Step aside Black Friday hype, there's a new Friday this year that may capture a growing share of consumer retailer dollars: Today, Dec. 26.
Black-Friday and post-Christmas sales have a common thread when it comes to making their mark in the holiday shopping season. For instance, Black Friday used to be one day. At a minimum, it now starts on Thanksgiving and sort of flops into Cyber Monday. Similarly, post-Christmas sales are actually advertised for days leading up to Christmas.
“If you thought Black Friday sales were good, after-Christmas sales should break a few records of their own,” said Mark LoCastro of DealNews.com, a site that tracks pricing trends. The website reported the trend has been observed for several years and should keep pace as retailers realize there are opportunities to attract consumers to stores directly before and after Christmas.
Black Friday sales disappointed many retailers this year from previous years, but there may be room for the post-Christmas Friday sales to pick up the slack. It’s unlikely that we’ll actually see people camping outside big-box storefronts, though there may be a consumer trend that more retailers will learn they can capitalize on. The day after Christmas, particularly when it falls on a Friday, offers more opportunities for consumers to hit the stores to return those unwanted Christmas gifts - not to mention redeem those newly received gift cards. And that's a big market since, according to the National Retail Association, spending on physical or digital gift cards will top the charts. The average person buying gift cards is estimated to spend $172.74, up from $163.16 last year. Total gift card spending is expected to reach $31.74 billion this year.
Falling one day before the weekend could also boost foot traffic as it's less likely people will be going into work and more likely they'll have time to hit the stores. So which stores will receive the most attention? DealsNews reported that last year, 45 percent of after-Christmas sales the site tracked were clothing related. Many retailers are expected to slash their already advertised sales even more. Clothing won't be the only post-Christmas shopping draw - electronics will account for 12 percent of sales. Particularly in the tech field where new items will rollout in January, retailers look to the weeks following Christmas to clear their shelves to make room for new inventory.
Just like the mainstream media builds up the hype around Black Friday every year — which we've reported didn't live up to predictions — the media works to remind consumers there's still room to shop after Christmas. A CNBC article called the day "the red-headed stepchild of the holiday shopping season."
"It's important to remember that holiday spending doesn't end when the gifts are opened on Christmas Day—a fact that will be particularly significant this year, thanks to a small shift of the calendar," the article reported. "Because Dec. 25 falls on a Thursday this year, experts predict the 26th will see a boost in traffic compared to 2013. ...That momentum is expected to carry into the weekend, helping retailers lure customers into their stores to spend their gift cards, and at the same time, potentially avoid dramatic markdowns on holiday merchandise."
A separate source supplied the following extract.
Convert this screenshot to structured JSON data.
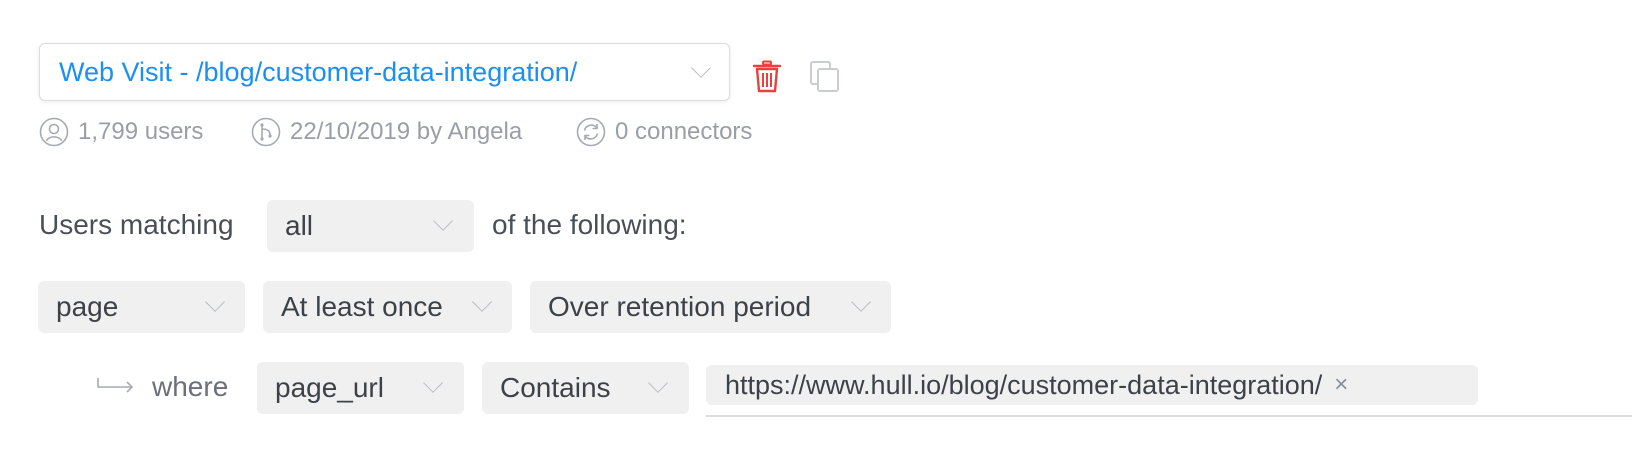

Retail analysts have spoke about how having fewer days between Thanksgiving and Christmas would impact holiday spending, but what it could mean is that people will spend those dollars after Christmas. A survey that polled 2,200 shoppers reported that 9 percent of holiday spending will take place after Christmas, which is a 3 percent increase from last year. Outside of holiday shoppers, it's predicted the day after Christmas will be a day for consumers to cash in on the many gift cards that are predicted to be gifted.
"We do expect to see a lot of traffic in the stores as a result of the calendar," Bill Martin, founder of analytics firm ShopperTrak told CNBC.
There might be consumers stepping through the doors at brick-and-mortar shops, but that doesn't mean Dec. 26 will post big on sales numbers. Because items are highly discounted to draw customers in, ShopperTrak predicts it to be the sixth biggest sales day of the year. But foot traffic may be what retailers need most this year.
"All of that tends to put a little downward pressure on the sales volume side, but there's plenty of upside for the traffic," Martin said.
The day after Christmas could mean big foot traffic in stores, which is certainly needed in a time where stores face an average of 15 percent drop in foot traffic, but what about the e-commerce impact?
Online sales was the bread and butter for retailers around Thanksgiving, as Black Friday holiday shopping sales were up 17 percent. Mobile also contributed to that growth as it accounted for 51.2 percent of all e-commerce browsing, and 28.9 percent of sales. Online retailers might be busier the day after Christmas dealing with consumers making returns, printing shipping labels and responding to customer service inquires. The post-Christmas shopping boost may actually come from brick-and-mortar shops, instead of online, since people will likely be with friends and family for the day.
“It’s still the holiday and people want to be out and about going to dinner, being with friends and family and shopping,” said Mark LoCastro, a spokesman with Dealnews.com.
Dec. 26 isn’t likely to post the same $1 billion sales figures that brick-and-mortar retailers and e-commerce sites saw on Black Friday, but if holiday retail trends toward extending sales long into the holiday season, particularly post-Christmas, then Dec. 26 may soon enough become the newest holiday shopping season hype.